Close the Camera Port:
To close the port and keep the cable snugly in place, push the top of the port while holding the cable with the other hand. Because you’re pushing it down, more blue will be exposed. That’s okay.
Verify the Connection:
Hold the Pi in one hand, and the camera cable in the other. Give a gentle tug. No force is needed, really. If the cable is not properly held in place, it will slide out of the port. You will feel a resistance if it’s inserted solidly. Just a little pull is enough.
Removing the Cable from the Camera Itself:
On the back of the camera, you will find a similar cable port. It opens and closes the same way as the one on the Raspberry Pi but it’s requires a little bit more pressure to get it opened than the one on the Pi.

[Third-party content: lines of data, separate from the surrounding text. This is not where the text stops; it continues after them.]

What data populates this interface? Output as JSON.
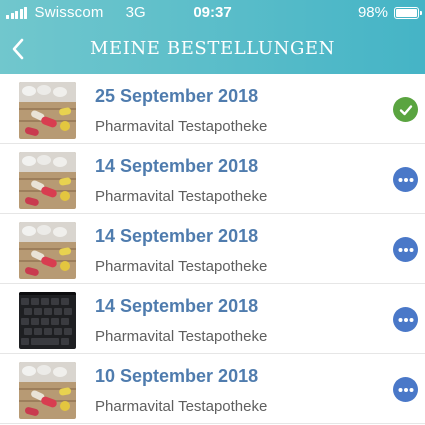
{
  "status_bar": {
    "carrier": "Swisscom",
    "network": "3G",
    "time": "09:37",
    "battery": "98%",
    "battery_level": 0.98
  },
  "header": {
    "title": "MEINE BESTELLUNGEN",
    "back_icon": "chevron-left-icon"
  },
  "orders": [
    {
      "date": "25 September 2018",
      "pharmacy": "Pharmavital Testapotheke",
      "thumbnail": "pills",
      "status_icon": "checkmark-icon"
    },
    {
      "date": "14 September 2018",
      "pharmacy": "Pharmavital Testapotheke",
      "thumbnail": "pills",
      "status_icon": "more-icon"
    },
    {
      "date": "14 September 2018",
      "pharmacy": "Pharmavital Testapotheke",
      "thumbnail": "pills",
      "status_icon": "more-icon"
    },
    {
      "date": "14 September 2018",
      "pharmacy": "Pharmavital Testapotheke",
      "thumbnail": "keyboard",
      "status_icon": "more-icon"
    },
    {
      "date": "10 September 2018",
      "pharmacy": "Pharmavital Testapotheke",
      "thumbnail": "pills",
      "status_icon": "more-icon"
    }
  ],
  "colors": {
    "header_start": "#71c7cd",
    "header_end": "#45b4c6",
    "date_text": "#4f7cae",
    "status_done": "#5aa440",
    "status_more": "#4a78c8"
  }
}
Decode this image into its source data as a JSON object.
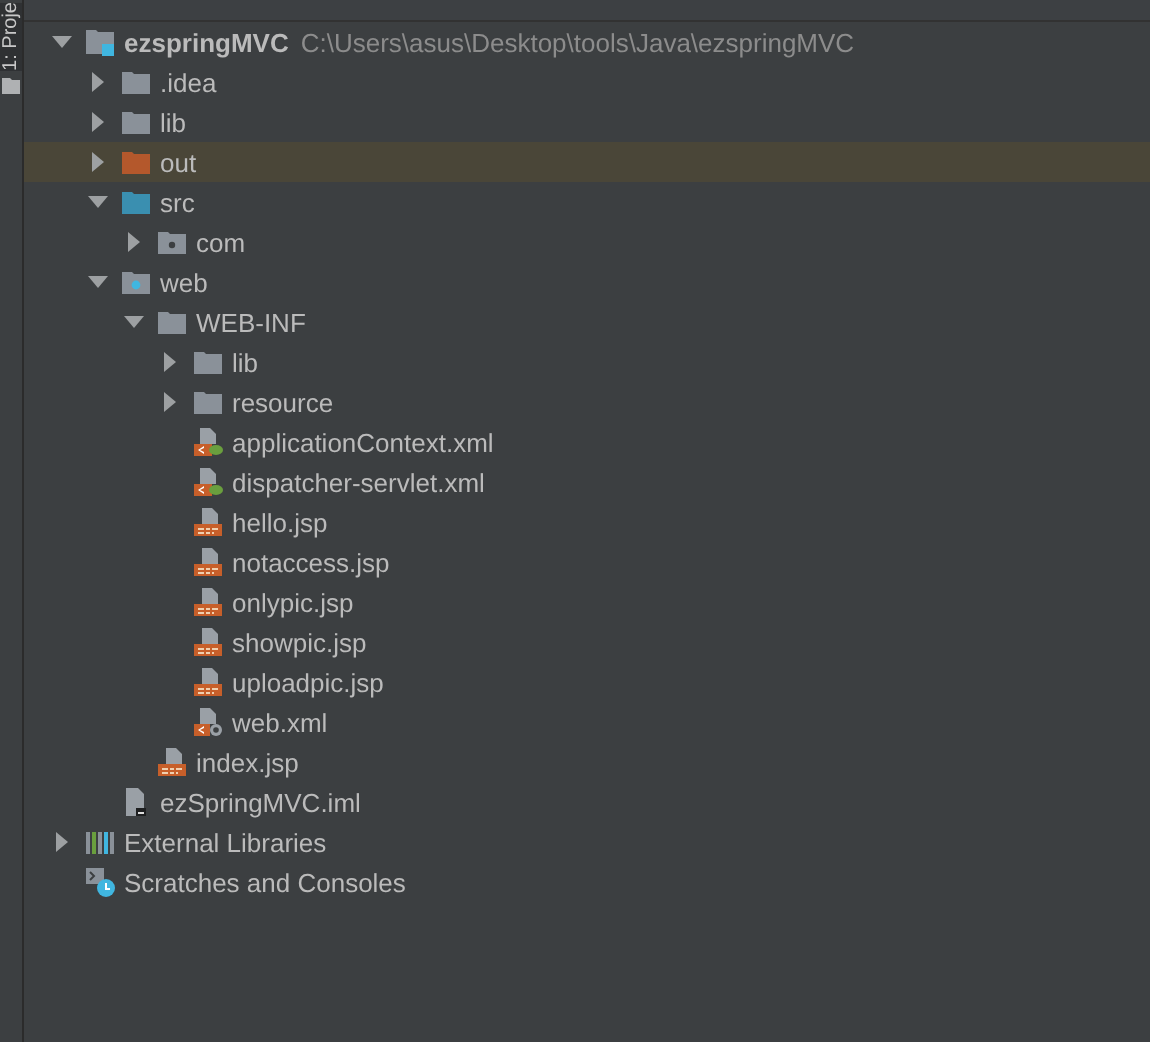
{
  "side_tab": {
    "label": "1: Proje",
    "selected": true
  },
  "tree": [
    {
      "label": "ezspringMVC",
      "path": "C:\\Users\\asus\\Desktop\\tools\\Java\\ezspringMVC",
      "kind": "module",
      "expanded": true,
      "selected": false,
      "children": [
        {
          "label": ".idea",
          "kind": "folder",
          "expanded": false,
          "selected": false
        },
        {
          "label": "lib",
          "kind": "folder",
          "expanded": false,
          "selected": false
        },
        {
          "label": "out",
          "kind": "excluded-folder",
          "expanded": false,
          "selected": true
        },
        {
          "label": "src",
          "kind": "source-folder",
          "expanded": true,
          "selected": false,
          "children": [
            {
              "label": "com",
              "kind": "package",
              "expanded": false,
              "selected": false
            }
          ]
        },
        {
          "label": "web",
          "kind": "web-folder",
          "expanded": true,
          "selected": false,
          "children": [
            {
              "label": "WEB-INF",
              "kind": "folder",
              "expanded": true,
              "selected": false,
              "children": [
                {
                  "label": "lib",
                  "kind": "folder",
                  "expanded": false,
                  "selected": false
                },
                {
                  "label": "resource",
                  "kind": "folder",
                  "expanded": false,
                  "selected": false
                },
                {
                  "label": "applicationContext.xml",
                  "kind": "spring-xml",
                  "selected": false
                },
                {
                  "label": "dispatcher-servlet.xml",
                  "kind": "spring-xml",
                  "selected": false
                },
                {
                  "label": "hello.jsp",
                  "kind": "jsp",
                  "selected": false
                },
                {
                  "label": "notaccess.jsp",
                  "kind": "jsp",
                  "selected": false
                },
                {
                  "label": "onlypic.jsp",
                  "kind": "jsp",
                  "selected": false
                },
                {
                  "label": "showpic.jsp",
                  "kind": "jsp",
                  "selected": false
                },
                {
                  "label": "uploadpic.jsp",
                  "kind": "jsp",
                  "selected": false
                },
                {
                  "label": "web.xml",
                  "kind": "web-xml",
                  "selected": false
                }
              ]
            },
            {
              "label": "index.jsp",
              "kind": "jsp",
              "selected": false
            }
          ]
        },
        {
          "label": "ezSpringMVC.iml",
          "kind": "iml",
          "selected": false
        }
      ]
    },
    {
      "label": "External Libraries",
      "kind": "libraries",
      "expanded": false,
      "selected": false
    },
    {
      "label": "Scratches and Consoles",
      "kind": "scratches",
      "selected": false
    }
  ]
}
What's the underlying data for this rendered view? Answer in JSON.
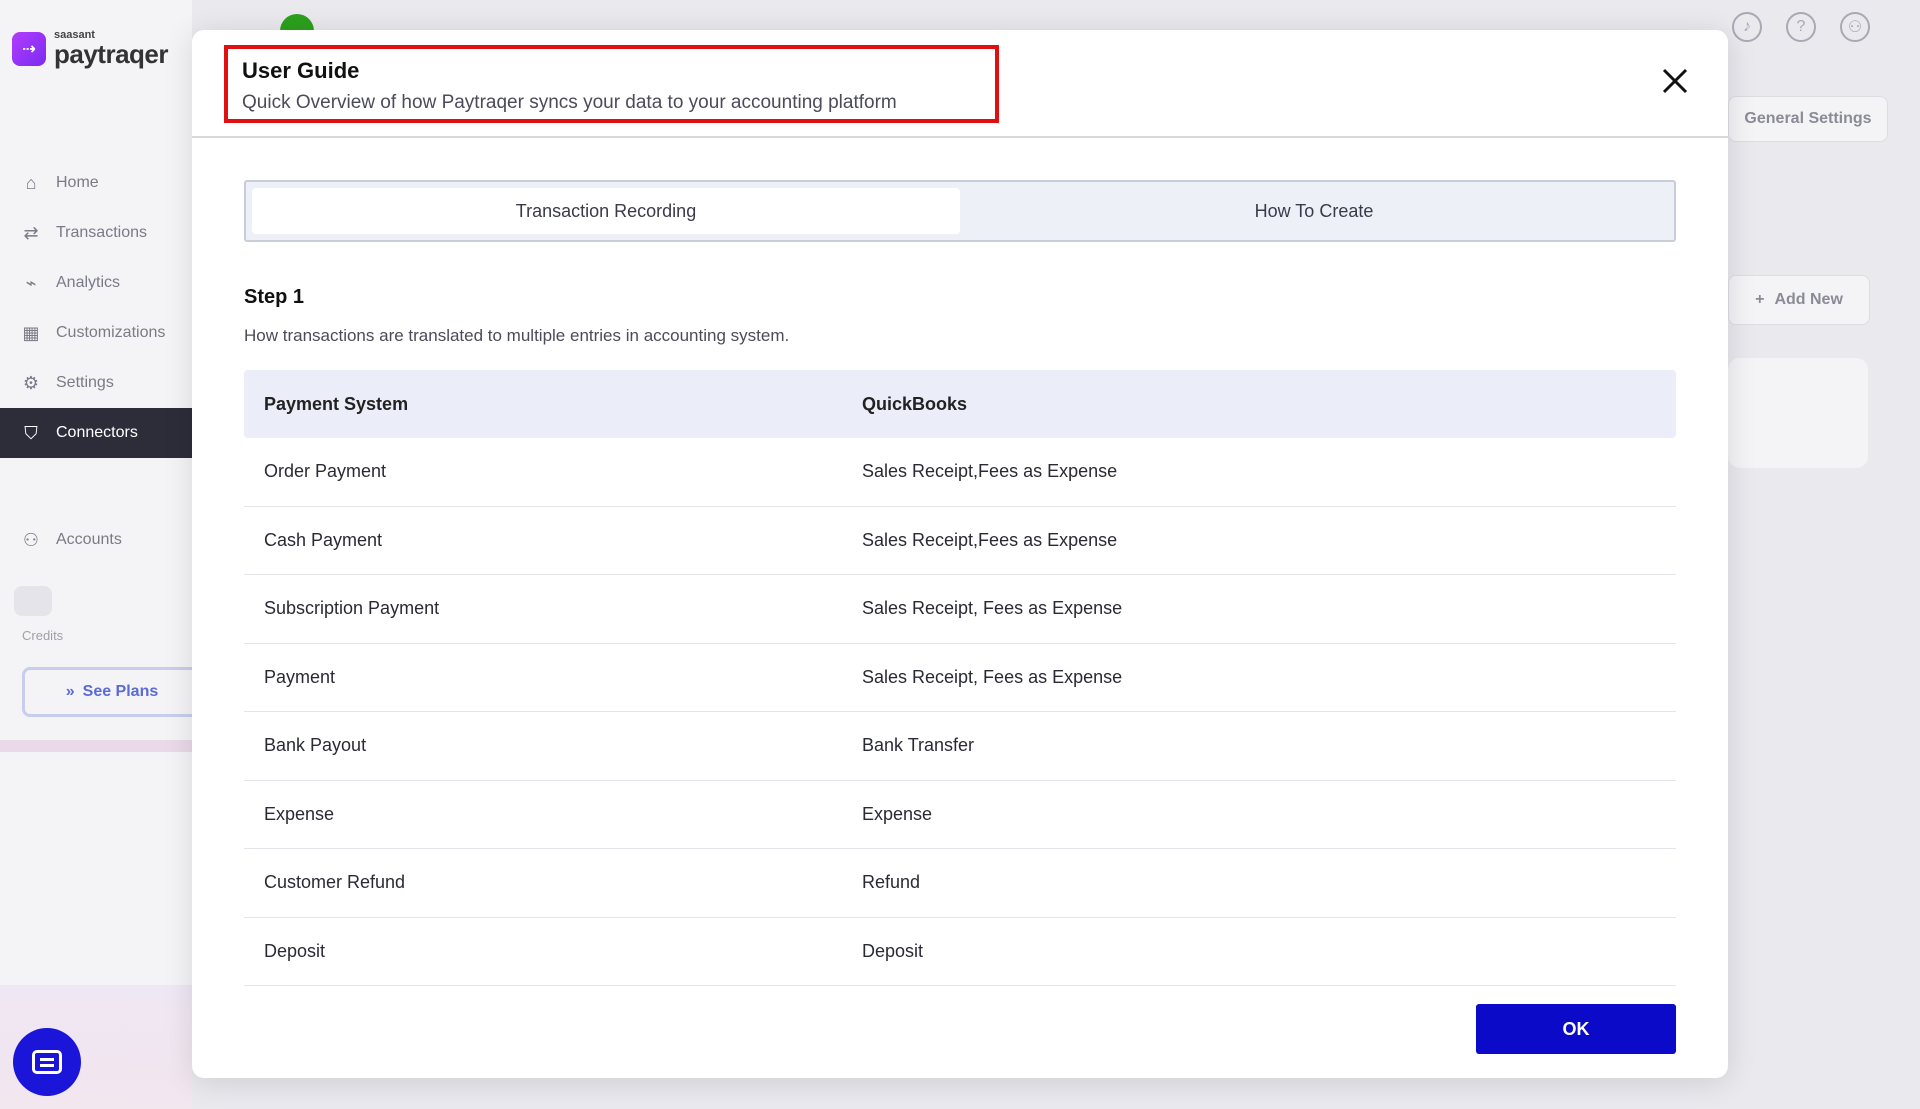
{
  "background": {
    "logo": {
      "brand": "saasant",
      "name": "paytraqer"
    },
    "nav": [
      {
        "icon": "home-icon",
        "glyph": "⌂",
        "label": "Home"
      },
      {
        "icon": "transactions-icon",
        "glyph": "⇄",
        "label": "Transactions"
      },
      {
        "icon": "analytics-icon",
        "glyph": "⌁",
        "label": "Analytics"
      },
      {
        "icon": "customizations-icon",
        "glyph": "▦",
        "label": "Customizations"
      },
      {
        "icon": "settings-icon",
        "glyph": "⚙",
        "label": "Settings"
      },
      {
        "icon": "connectors-icon",
        "glyph": "⛉",
        "label": "Connectors"
      }
    ],
    "accounts_label": "Accounts",
    "credits_label": "Credits",
    "see_plans_label": "See Plans",
    "general_settings_label": "General Settings",
    "add_new_label": "Add New"
  },
  "modal": {
    "title": "User Guide",
    "subtitle": "Quick Overview of how Paytraqer syncs your data to your accounting platform",
    "tabs": [
      {
        "label": "Transaction Recording",
        "active": true
      },
      {
        "label": "How To Create",
        "active": false
      }
    ],
    "step_title": "Step 1",
    "step_description": "How transactions are translated to multiple entries in accounting system.",
    "table": {
      "headers": [
        "Payment System",
        "QuickBooks"
      ],
      "rows": [
        [
          "Order Payment",
          "Sales Receipt,Fees as Expense"
        ],
        [
          "Cash Payment",
          "Sales Receipt,Fees as Expense"
        ],
        [
          "Subscription Payment",
          "Sales Receipt, Fees as Expense"
        ],
        [
          "Payment",
          "Sales Receipt, Fees as Expense"
        ],
        [
          "Bank Payout",
          "Bank Transfer"
        ],
        [
          "Expense",
          "Expense"
        ],
        [
          "Customer Refund",
          "Refund"
        ],
        [
          "Deposit",
          "Deposit"
        ]
      ]
    },
    "ok_label": "OK"
  },
  "colors": {
    "primary": "#0a0ac8",
    "highlight_border": "#e01010",
    "header_row_bg": "#ebeef8"
  }
}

The case for GoPiGo has two slots where the camera cable can go through. One is to the side and is usually used when there’s also an ultrasonic sensor on the servo. The other one is in the center and is usually used when the camera is attached to the servo motor instead of the ultrasonic sensor.
Both are a tight fit for the camera cable. Make sure that when you pull the cable through, the metal side of the connector is facing forward, and not the blue side, unless you want the camera to check the robot’s back. This implies that the cable has to be twisted once.
Once the cable has been passed through, it’s time to re-attach the camera. The metal side of the cable is facing in the same direction as the camera itself. Push tight on the connector to close it. Again. this is a tighter fit than the one on the Raspberry Pi. Once the cable is back in place, you can secure the camera to the GoPiGo as you see fit.
The GrovePi+ board has a slot where the camera cable can be inserted. Just pull it through, then re-attach the GrovePi+ to the Raspberry Pi for regular use. Re-attach the camera to the cable, the same way we just did for the GoPiGo.
This video will walk you through all the steps, including how to mount the camera to the servo motor on the GoPiGo.
If you liked this tutorial, consider buying the Raspberry Pi Camera here and the GoPiGo Starter kit here.
Check out our DexterEd page to learn about our Classroom Kits, Curriculum and Teacher Trial program.